How Doctors Diagnose Alzheimer’s Disease

By American Geriatrics Society (AGS)

There is no definitive, 100 percent sure way to diagnose Alzheimer’s disease (AD) other than by dissecting the patient’s brain after death to look for the presence of characteristic neurofibrillary tangles and amyloid plaques in the brain. However, by applying nationally recognized diagnostic criteria, doctors can and do make the diagnosis of AD with 90 percent or greater accuracy.

Diagnosis is a two-part process. First, doctors conduct a variety of tests to rule out what the patient doesn’t have. For example, they need to determine that a patient hasn’t had a stroke, doesn’t have Parkinson’s disease or multiple sclerosis, isn’t suffering from low thyroid levels, and isn’t clinically depressed.

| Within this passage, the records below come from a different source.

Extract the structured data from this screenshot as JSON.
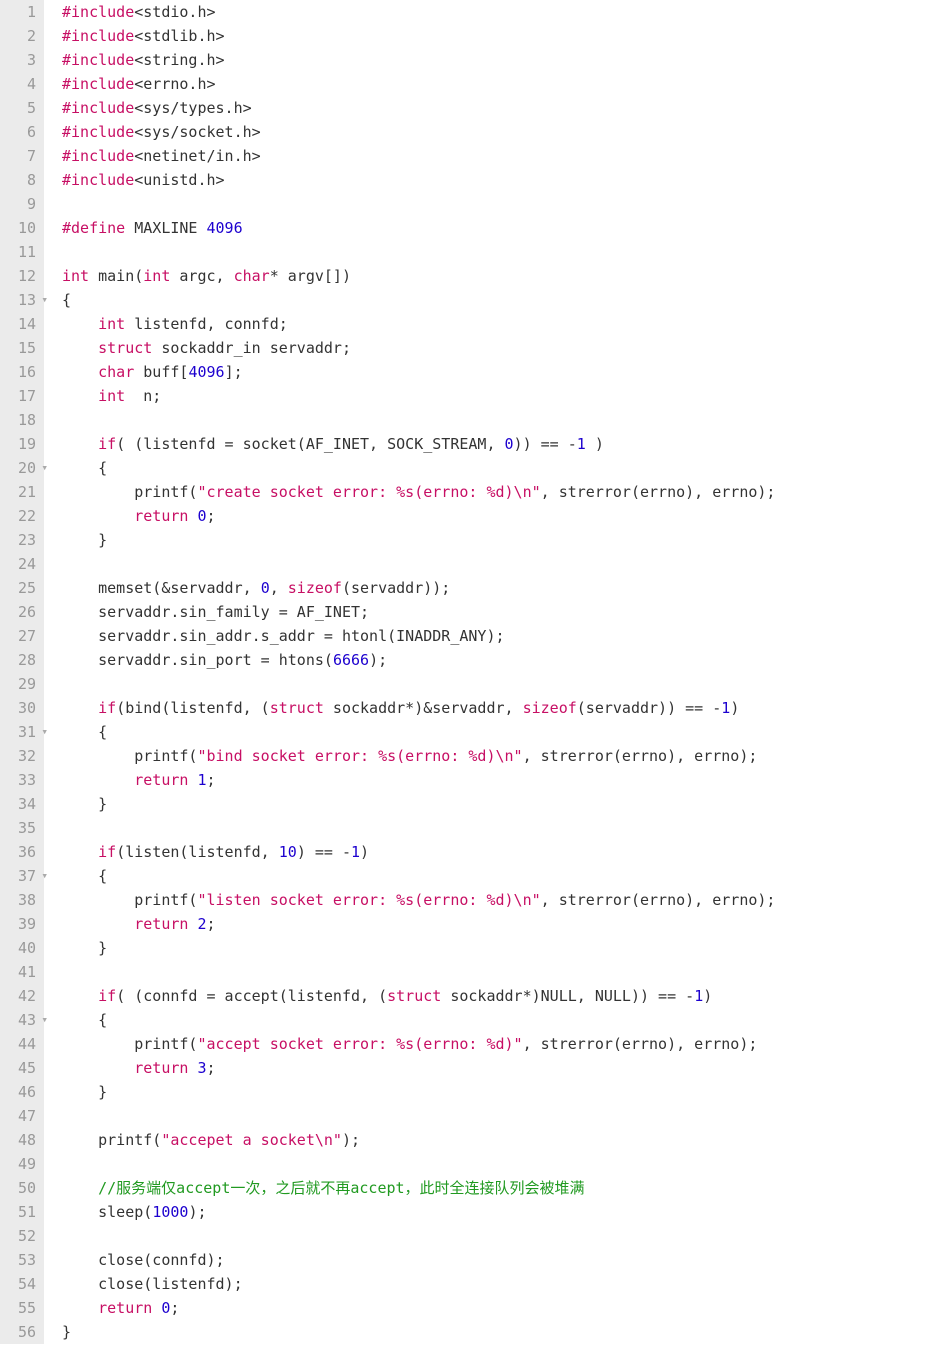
{
  "lines": [
    {
      "n": 1,
      "fold": false,
      "tokens": [
        {
          "c": "tok-pp",
          "t": "#include"
        },
        {
          "c": "tok-plain",
          "t": "<stdio.h>"
        }
      ]
    },
    {
      "n": 2,
      "fold": false,
      "tokens": [
        {
          "c": "tok-pp",
          "t": "#include"
        },
        {
          "c": "tok-plain",
          "t": "<stdlib.h>"
        }
      ]
    },
    {
      "n": 3,
      "fold": false,
      "tokens": [
        {
          "c": "tok-pp",
          "t": "#include"
        },
        {
          "c": "tok-plain",
          "t": "<string.h>"
        }
      ]
    },
    {
      "n": 4,
      "fold": false,
      "tokens": [
        {
          "c": "tok-pp",
          "t": "#include"
        },
        {
          "c": "tok-plain",
          "t": "<errno.h>"
        }
      ]
    },
    {
      "n": 5,
      "fold": false,
      "tokens": [
        {
          "c": "tok-pp",
          "t": "#include"
        },
        {
          "c": "tok-plain",
          "t": "<sys/types.h>"
        }
      ]
    },
    {
      "n": 6,
      "fold": false,
      "tokens": [
        {
          "c": "tok-pp",
          "t": "#include"
        },
        {
          "c": "tok-plain",
          "t": "<sys/socket.h>"
        }
      ]
    },
    {
      "n": 7,
      "fold": false,
      "tokens": [
        {
          "c": "tok-pp",
          "t": "#include"
        },
        {
          "c": "tok-plain",
          "t": "<netinet/in.h>"
        }
      ]
    },
    {
      "n": 8,
      "fold": false,
      "tokens": [
        {
          "c": "tok-pp",
          "t": "#include"
        },
        {
          "c": "tok-plain",
          "t": "<unistd.h>"
        }
      ]
    },
    {
      "n": 9,
      "fold": false,
      "tokens": []
    },
    {
      "n": 10,
      "fold": false,
      "tokens": [
        {
          "c": "tok-pp",
          "t": "#define"
        },
        {
          "c": "tok-plain",
          "t": " MAXLINE "
        },
        {
          "c": "tok-num",
          "t": "4096"
        }
      ]
    },
    {
      "n": 11,
      "fold": false,
      "tokens": []
    },
    {
      "n": 12,
      "fold": false,
      "tokens": [
        {
          "c": "tok-kw",
          "t": "int"
        },
        {
          "c": "tok-plain",
          "t": " main("
        },
        {
          "c": "tok-kw",
          "t": "int"
        },
        {
          "c": "tok-plain",
          "t": " argc, "
        },
        {
          "c": "tok-kw",
          "t": "char"
        },
        {
          "c": "tok-plain",
          "t": "* argv[])"
        }
      ]
    },
    {
      "n": 13,
      "fold": true,
      "tokens": [
        {
          "c": "tok-plain",
          "t": "{"
        }
      ]
    },
    {
      "n": 14,
      "fold": false,
      "tokens": [
        {
          "c": "tok-plain",
          "t": "    "
        },
        {
          "c": "tok-kw",
          "t": "int"
        },
        {
          "c": "tok-plain",
          "t": " listenfd, connfd;"
        }
      ]
    },
    {
      "n": 15,
      "fold": false,
      "tokens": [
        {
          "c": "tok-plain",
          "t": "    "
        },
        {
          "c": "tok-kw",
          "t": "struct"
        },
        {
          "c": "tok-plain",
          "t": " sockaddr_in servaddr;"
        }
      ]
    },
    {
      "n": 16,
      "fold": false,
      "tokens": [
        {
          "c": "tok-plain",
          "t": "    "
        },
        {
          "c": "tok-kw",
          "t": "char"
        },
        {
          "c": "tok-plain",
          "t": " buff["
        },
        {
          "c": "tok-num",
          "t": "4096"
        },
        {
          "c": "tok-plain",
          "t": "];"
        }
      ]
    },
    {
      "n": 17,
      "fold": false,
      "tokens": [
        {
          "c": "tok-plain",
          "t": "    "
        },
        {
          "c": "tok-kw",
          "t": "int"
        },
        {
          "c": "tok-plain",
          "t": "  n;"
        }
      ]
    },
    {
      "n": 18,
      "fold": false,
      "tokens": []
    },
    {
      "n": 19,
      "fold": false,
      "tokens": [
        {
          "c": "tok-plain",
          "t": "    "
        },
        {
          "c": "tok-kw",
          "t": "if"
        },
        {
          "c": "tok-plain",
          "t": "( (listenfd = socket(AF_INET, SOCK_STREAM, "
        },
        {
          "c": "tok-num",
          "t": "0"
        },
        {
          "c": "tok-plain",
          "t": ")) == -"
        },
        {
          "c": "tok-num",
          "t": "1"
        },
        {
          "c": "tok-plain",
          "t": " )"
        }
      ]
    },
    {
      "n": 20,
      "fold": true,
      "tokens": [
        {
          "c": "tok-plain",
          "t": "    {"
        }
      ]
    },
    {
      "n": 21,
      "fold": false,
      "tokens": [
        {
          "c": "tok-plain",
          "t": "        printf("
        },
        {
          "c": "tok-str",
          "t": "\"create socket error: %s(errno: %d)\\n\""
        },
        {
          "c": "tok-plain",
          "t": ", strerror(errno), errno);"
        }
      ]
    },
    {
      "n": 22,
      "fold": false,
      "tokens": [
        {
          "c": "tok-plain",
          "t": "        "
        },
        {
          "c": "tok-kw",
          "t": "return"
        },
        {
          "c": "tok-plain",
          "t": " "
        },
        {
          "c": "tok-num",
          "t": "0"
        },
        {
          "c": "tok-plain",
          "t": ";"
        }
      ]
    },
    {
      "n": 23,
      "fold": false,
      "tokens": [
        {
          "c": "tok-plain",
          "t": "    }"
        }
      ]
    },
    {
      "n": 24,
      "fold": false,
      "tokens": []
    },
    {
      "n": 25,
      "fold": false,
      "tokens": [
        {
          "c": "tok-plain",
          "t": "    memset(&servaddr, "
        },
        {
          "c": "tok-num",
          "t": "0"
        },
        {
          "c": "tok-plain",
          "t": ", "
        },
        {
          "c": "tok-kw",
          "t": "sizeof"
        },
        {
          "c": "tok-plain",
          "t": "(servaddr));"
        }
      ]
    },
    {
      "n": 26,
      "fold": false,
      "tokens": [
        {
          "c": "tok-plain",
          "t": "    servaddr.sin_family = AF_INET;"
        }
      ]
    },
    {
      "n": 27,
      "fold": false,
      "tokens": [
        {
          "c": "tok-plain",
          "t": "    servaddr.sin_addr.s_addr = htonl(INADDR_ANY);"
        }
      ]
    },
    {
      "n": 28,
      "fold": false,
      "tokens": [
        {
          "c": "tok-plain",
          "t": "    servaddr.sin_port = htons("
        },
        {
          "c": "tok-num",
          "t": "6666"
        },
        {
          "c": "tok-plain",
          "t": ");"
        }
      ]
    },
    {
      "n": 29,
      "fold": false,
      "tokens": []
    },
    {
      "n": 30,
      "fold": false,
      "tokens": [
        {
          "c": "tok-plain",
          "t": "    "
        },
        {
          "c": "tok-kw",
          "t": "if"
        },
        {
          "c": "tok-plain",
          "t": "(bind(listenfd, ("
        },
        {
          "c": "tok-kw",
          "t": "struct"
        },
        {
          "c": "tok-plain",
          "t": " sockaddr*)&servaddr, "
        },
        {
          "c": "tok-kw",
          "t": "sizeof"
        },
        {
          "c": "tok-plain",
          "t": "(servaddr)) == -"
        },
        {
          "c": "tok-num",
          "t": "1"
        },
        {
          "c": "tok-plain",
          "t": ")"
        }
      ]
    },
    {
      "n": 31,
      "fold": true,
      "tokens": [
        {
          "c": "tok-plain",
          "t": "    {"
        }
      ]
    },
    {
      "n": 32,
      "fold": false,
      "tokens": [
        {
          "c": "tok-plain",
          "t": "        printf("
        },
        {
          "c": "tok-str",
          "t": "\"bind socket error: %s(errno: %d)\\n\""
        },
        {
          "c": "tok-plain",
          "t": ", strerror(errno), errno);"
        }
      ]
    },
    {
      "n": 33,
      "fold": false,
      "tokens": [
        {
          "c": "tok-plain",
          "t": "        "
        },
        {
          "c": "tok-kw",
          "t": "return"
        },
        {
          "c": "tok-plain",
          "t": " "
        },
        {
          "c": "tok-num",
          "t": "1"
        },
        {
          "c": "tok-plain",
          "t": ";"
        }
      ]
    },
    {
      "n": 34,
      "fold": false,
      "tokens": [
        {
          "c": "tok-plain",
          "t": "    }"
        }
      ]
    },
    {
      "n": 35,
      "fold": false,
      "tokens": []
    },
    {
      "n": 36,
      "fold": false,
      "tokens": [
        {
          "c": "tok-plain",
          "t": "    "
        },
        {
          "c": "tok-kw",
          "t": "if"
        },
        {
          "c": "tok-plain",
          "t": "(listen(listenfd, "
        },
        {
          "c": "tok-num",
          "t": "10"
        },
        {
          "c": "tok-plain",
          "t": ") == -"
        },
        {
          "c": "tok-num",
          "t": "1"
        },
        {
          "c": "tok-plain",
          "t": ")"
        }
      ]
    },
    {
      "n": 37,
      "fold": true,
      "tokens": [
        {
          "c": "tok-plain",
          "t": "    {"
        }
      ]
    },
    {
      "n": 38,
      "fold": false,
      "tokens": [
        {
          "c": "tok-plain",
          "t": "        printf("
        },
        {
          "c": "tok-str",
          "t": "\"listen socket error: %s(errno: %d)\\n\""
        },
        {
          "c": "tok-plain",
          "t": ", strerror(errno), errno);"
        }
      ]
    },
    {
      "n": 39,
      "fold": false,
      "tokens": [
        {
          "c": "tok-plain",
          "t": "        "
        },
        {
          "c": "tok-kw",
          "t": "return"
        },
        {
          "c": "tok-plain",
          "t": " "
        },
        {
          "c": "tok-num",
          "t": "2"
        },
        {
          "c": "tok-plain",
          "t": ";"
        }
      ]
    },
    {
      "n": 40,
      "fold": false,
      "tokens": [
        {
          "c": "tok-plain",
          "t": "    }"
        }
      ]
    },
    {
      "n": 41,
      "fold": false,
      "tokens": []
    },
    {
      "n": 42,
      "fold": false,
      "tokens": [
        {
          "c": "tok-plain",
          "t": "    "
        },
        {
          "c": "tok-kw",
          "t": "if"
        },
        {
          "c": "tok-plain",
          "t": "( (connfd = accept(listenfd, ("
        },
        {
          "c": "tok-kw",
          "t": "struct"
        },
        {
          "c": "tok-plain",
          "t": " sockaddr*)NULL, NULL)) == -"
        },
        {
          "c": "tok-num",
          "t": "1"
        },
        {
          "c": "tok-plain",
          "t": ")"
        }
      ]
    },
    {
      "n": 43,
      "fold": true,
      "tokens": [
        {
          "c": "tok-plain",
          "t": "    {"
        }
      ]
    },
    {
      "n": 44,
      "fold": false,
      "tokens": [
        {
          "c": "tok-plain",
          "t": "        printf("
        },
        {
          "c": "tok-str",
          "t": "\"accept socket error: %s(errno: %d)\""
        },
        {
          "c": "tok-plain",
          "t": ", strerror(errno), errno);"
        }
      ]
    },
    {
      "n": 45,
      "fold": false,
      "tokens": [
        {
          "c": "tok-plain",
          "t": "        "
        },
        {
          "c": "tok-kw",
          "t": "return"
        },
        {
          "c": "tok-plain",
          "t": " "
        },
        {
          "c": "tok-num",
          "t": "3"
        },
        {
          "c": "tok-plain",
          "t": ";"
        }
      ]
    },
    {
      "n": 46,
      "fold": false,
      "tokens": [
        {
          "c": "tok-plain",
          "t": "    }"
        }
      ]
    },
    {
      "n": 47,
      "fold": false,
      "tokens": []
    },
    {
      "n": 48,
      "fold": false,
      "tokens": [
        {
          "c": "tok-plain",
          "t": "    printf("
        },
        {
          "c": "tok-str",
          "t": "\"accepet a socket\\n\""
        },
        {
          "c": "tok-plain",
          "t": ");"
        }
      ]
    },
    {
      "n": 49,
      "fold": false,
      "tokens": []
    },
    {
      "n": 50,
      "fold": false,
      "tokens": [
        {
          "c": "tok-plain",
          "t": "    "
        },
        {
          "c": "tok-cmt",
          "t": "//服务端仅accept一次，之后就不再accept，此时全连接队列会被堆满"
        }
      ]
    },
    {
      "n": 51,
      "fold": false,
      "tokens": [
        {
          "c": "tok-plain",
          "t": "    sleep("
        },
        {
          "c": "tok-num",
          "t": "1000"
        },
        {
          "c": "tok-plain",
          "t": ");"
        }
      ]
    },
    {
      "n": 52,
      "fold": false,
      "tokens": []
    },
    {
      "n": 53,
      "fold": false,
      "tokens": [
        {
          "c": "tok-plain",
          "t": "    close(connfd);"
        }
      ]
    },
    {
      "n": 54,
      "fold": false,
      "tokens": [
        {
          "c": "tok-plain",
          "t": "    close(listenfd);"
        }
      ]
    },
    {
      "n": 55,
      "fold": false,
      "tokens": [
        {
          "c": "tok-plain",
          "t": "    "
        },
        {
          "c": "tok-kw",
          "t": "return"
        },
        {
          "c": "tok-plain",
          "t": " "
        },
        {
          "c": "tok-num",
          "t": "0"
        },
        {
          "c": "tok-plain",
          "t": ";"
        }
      ]
    },
    {
      "n": 56,
      "fold": false,
      "tokens": [
        {
          "c": "tok-plain",
          "t": "}"
        }
      ]
    }
  ]
}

Doctors use standardized diagnostic criteria that outline the behaviors, physical findings, and cognitive symptoms that are typical of AD sufferers to “rule in” a diagnosis of AD. If your loved one meets the criteria for AD established by the American Psychiatric Association DSM (Diagnostic and Statistical Manual) or the National Institute of Neurological and Communicative Diseases and Stroke/Alzheimer’s Disease and Related Disorders Association and no other underlying cause for his symptoms is found during a physical examination, then your doctor should feel confident in making a diagnosis of AD.

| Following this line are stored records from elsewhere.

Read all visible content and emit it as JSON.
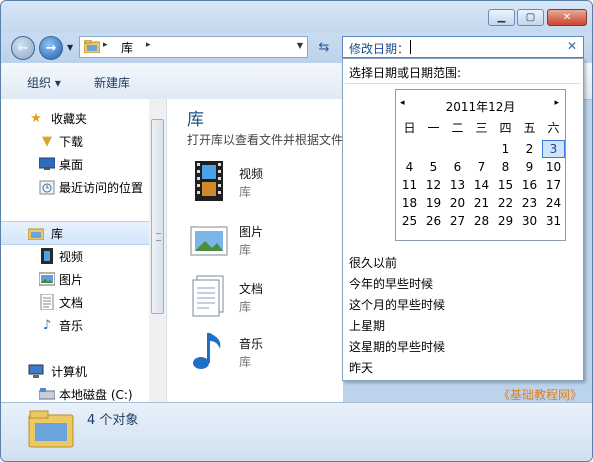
{
  "titlebar": {
    "min_label": "▁",
    "max_label": "▢",
    "close_label": "✕"
  },
  "address": {
    "crumb": "库",
    "arrow": "▸"
  },
  "search": {
    "label": "修改日期：",
    "clear": "✕"
  },
  "toolbar": {
    "organize": "组织 ▾",
    "new_library": "新建库"
  },
  "navpane": {
    "favorites": "收藏夹",
    "downloads": "下载",
    "desktop": "桌面",
    "recent": "最近访问的位置",
    "libraries": "库",
    "videos": "视频",
    "pictures": "图片",
    "documents": "文档",
    "music": "音乐",
    "computer": "计算机",
    "local_disk": "本地磁盘 (C:)"
  },
  "content": {
    "title": "库",
    "subtitle": "打开库以查看文件并根据文件",
    "items": [
      {
        "name": "视频",
        "type": "库"
      },
      {
        "name": "图片",
        "type": "库"
      },
      {
        "name": "文档",
        "type": "库"
      },
      {
        "name": "音乐",
        "type": "库"
      }
    ]
  },
  "status": {
    "count": "4 个对象"
  },
  "dropdown": {
    "prompt": "选择日期或日期范围:",
    "calendar": {
      "month": "2011年12月",
      "prev": "◂",
      "next": "▸",
      "weekdays": [
        "日",
        "一",
        "二",
        "三",
        "四",
        "五",
        "六"
      ],
      "weeks": [
        [
          "",
          "",
          "",
          "",
          "1",
          "2",
          "3"
        ],
        [
          "4",
          "5",
          "6",
          "7",
          "8",
          "9",
          "10"
        ],
        [
          "11",
          "12",
          "13",
          "14",
          "15",
          "16",
          "17"
        ],
        [
          "18",
          "19",
          "20",
          "21",
          "22",
          "23",
          "24"
        ],
        [
          "25",
          "26",
          "27",
          "28",
          "29",
          "30",
          "31"
        ]
      ],
      "selected": "3"
    },
    "quick_options": [
      "很久以前",
      "今年的早些时候",
      "这个月的早些时候",
      "上星期",
      "这星期的早些时候",
      "昨天"
    ]
  },
  "watermark": "《基础教程网》"
}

Cognitive deficits have many causes. Something as readily identifiable as depression, a thyroid problem, dehydration, urinary infection, vitamin deficiency, or medication side effects can cause people to act in a cognitively impaired manner. It doesn’t always have to be AD. Appropriate diagnostic tests can help your doctor determine the cause of your loved one’s problem and the best course of treatment.